“We did an exceptional job as a team,” Hamilton gushed. “The car felt great, the strategy was perfect, and Valtteri did an exceptional job to come back from eighth. It’s been a perfect weekend for us as a team.
“I did a very good start and was able to manage the gap between myself and Kimi, and bit by bit I extended my lead. The plan was to stop on lap 19 and we extended that quite a bit, to lap 25. I was managing the 12 to 14s gap to Kimi and I could see him on the screens round the track, and I could see the fight Valtteri was having with Seb.
“Personally, I don’t take too much from Seb’s incident, just from our perfect weekend. We arrived with all the smoke and mirrors and so much negativity trying to pull the weekend down, but the fans were out and out loving it all weekend, regardless. To be able to go out and perform for them… I’m just so proud of all the work the team have done. The last few races we’ve had pace and not been able show a result. We’re still not perfect, but I hope we now have more perfect races to come.”
He was sweating, he later explained, not because of the race but because of all the crowd-surfing he had been doing with the fans.
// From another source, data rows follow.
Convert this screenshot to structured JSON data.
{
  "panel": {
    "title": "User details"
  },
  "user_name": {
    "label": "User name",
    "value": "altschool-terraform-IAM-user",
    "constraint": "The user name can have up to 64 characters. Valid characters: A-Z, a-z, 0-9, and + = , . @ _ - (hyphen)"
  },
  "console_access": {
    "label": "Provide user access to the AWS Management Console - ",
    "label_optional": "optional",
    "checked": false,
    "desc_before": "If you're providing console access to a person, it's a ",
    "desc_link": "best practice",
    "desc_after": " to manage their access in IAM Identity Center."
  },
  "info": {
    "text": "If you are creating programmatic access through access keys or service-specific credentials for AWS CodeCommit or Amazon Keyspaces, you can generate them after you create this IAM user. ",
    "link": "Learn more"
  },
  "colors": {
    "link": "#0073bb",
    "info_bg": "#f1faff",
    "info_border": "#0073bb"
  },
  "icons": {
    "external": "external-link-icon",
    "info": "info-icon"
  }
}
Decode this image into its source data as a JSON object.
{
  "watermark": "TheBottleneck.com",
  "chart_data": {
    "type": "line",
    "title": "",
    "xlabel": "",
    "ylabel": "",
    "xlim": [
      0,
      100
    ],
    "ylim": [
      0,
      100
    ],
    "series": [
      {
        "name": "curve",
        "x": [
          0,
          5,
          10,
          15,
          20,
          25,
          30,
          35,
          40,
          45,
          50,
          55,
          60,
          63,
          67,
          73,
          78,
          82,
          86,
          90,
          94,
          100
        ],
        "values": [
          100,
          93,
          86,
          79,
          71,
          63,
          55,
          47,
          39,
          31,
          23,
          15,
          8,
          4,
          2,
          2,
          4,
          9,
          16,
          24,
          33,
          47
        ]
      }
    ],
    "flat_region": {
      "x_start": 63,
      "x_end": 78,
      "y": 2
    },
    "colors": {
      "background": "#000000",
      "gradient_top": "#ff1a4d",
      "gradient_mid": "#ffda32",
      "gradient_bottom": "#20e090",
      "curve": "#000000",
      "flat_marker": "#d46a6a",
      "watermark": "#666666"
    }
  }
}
“When I crossed the finish line I could have kept going. The amount of crowd support I’ve had, the energy from my friend Billy Monger [the teenager who lost his legs in April in a racing accident], the Great Ormond Street Hospital kids, the Starlight kids, and my new friend Michael who is suffering from cancer and came down from South Africa… They’ve given me support that I don’t think any other driver gets, even in their home countries, and I dedicate this race to all of them.”